If Chesterton’s people did find voice, it would probably be as a Daily Mail leader (although since that newspaper claims to speak for “the people of England, that never have spoken yet”, by speaking for them, it can not be of them). It is the unspoken views of this majority that unsettle many politicians.
It also appears to have unsettled BT, which seems to have listened to the voice of the secret people. By deciding to abandon Phorm in the face of objections from privacy campaigners, it could be setting an important precedent – that just because information is available, useful and (arguably) legal, does not mean it should be put to use.
The moment we set out on the Internet, we are presumed to lose all anonymity and right to privacy. Yet you can go to any shop in the land and make a purchase without ever needing to be identified. Doing the same thing online is impossible.
That is a simple fact of digital life. But the clickstream of data generated by our paths across the connected world does not have to be harvested, analysed and used to adapt content and advertising. Not without stronger protection, aggregation to larger group level as standard, and with the option to interact without such identification.
Representative bodies like the Internet Advertising Bureau argue that the use of data in this way gives consumers a better online experience and more relevant advertising and content. Ask consumers what they go online for and it is not these things. In fact, commercial goals are some way down the hierarchy of digital purposes.
Social networks have shown that there is a latent desire for sharing views, following the famous, or simply showing off. The secret people quite enjoy a more public life. This is not the same as personal information being gathered without their knowledge.A new balance needs to be struck between privacy and online privileges.
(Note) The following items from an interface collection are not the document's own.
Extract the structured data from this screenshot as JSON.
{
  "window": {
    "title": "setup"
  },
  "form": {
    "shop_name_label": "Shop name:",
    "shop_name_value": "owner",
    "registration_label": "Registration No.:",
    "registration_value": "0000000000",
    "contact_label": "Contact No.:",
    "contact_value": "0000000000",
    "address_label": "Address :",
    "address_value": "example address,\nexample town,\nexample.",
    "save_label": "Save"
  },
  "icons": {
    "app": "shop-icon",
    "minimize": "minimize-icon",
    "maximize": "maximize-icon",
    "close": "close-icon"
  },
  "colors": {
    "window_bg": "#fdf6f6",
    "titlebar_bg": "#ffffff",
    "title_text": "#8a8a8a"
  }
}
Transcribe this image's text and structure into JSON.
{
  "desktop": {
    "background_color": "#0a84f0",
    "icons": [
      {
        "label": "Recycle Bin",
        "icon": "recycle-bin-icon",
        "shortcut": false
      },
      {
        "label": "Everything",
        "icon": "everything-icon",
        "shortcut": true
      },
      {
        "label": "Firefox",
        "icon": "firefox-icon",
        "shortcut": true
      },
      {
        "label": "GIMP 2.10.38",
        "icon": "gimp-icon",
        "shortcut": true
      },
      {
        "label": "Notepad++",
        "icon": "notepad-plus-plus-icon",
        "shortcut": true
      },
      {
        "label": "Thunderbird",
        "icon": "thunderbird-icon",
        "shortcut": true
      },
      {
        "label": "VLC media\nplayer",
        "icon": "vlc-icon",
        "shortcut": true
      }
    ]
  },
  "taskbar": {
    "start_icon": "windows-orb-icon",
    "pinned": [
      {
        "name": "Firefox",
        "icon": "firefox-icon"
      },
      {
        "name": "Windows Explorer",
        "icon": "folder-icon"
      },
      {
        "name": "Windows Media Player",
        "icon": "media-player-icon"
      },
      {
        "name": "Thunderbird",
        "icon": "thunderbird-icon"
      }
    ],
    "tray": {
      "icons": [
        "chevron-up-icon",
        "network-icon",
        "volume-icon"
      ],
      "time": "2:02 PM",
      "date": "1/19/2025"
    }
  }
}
As Chesterton wrote, “Smile at us, pay us, pass us. But do not quite forget.”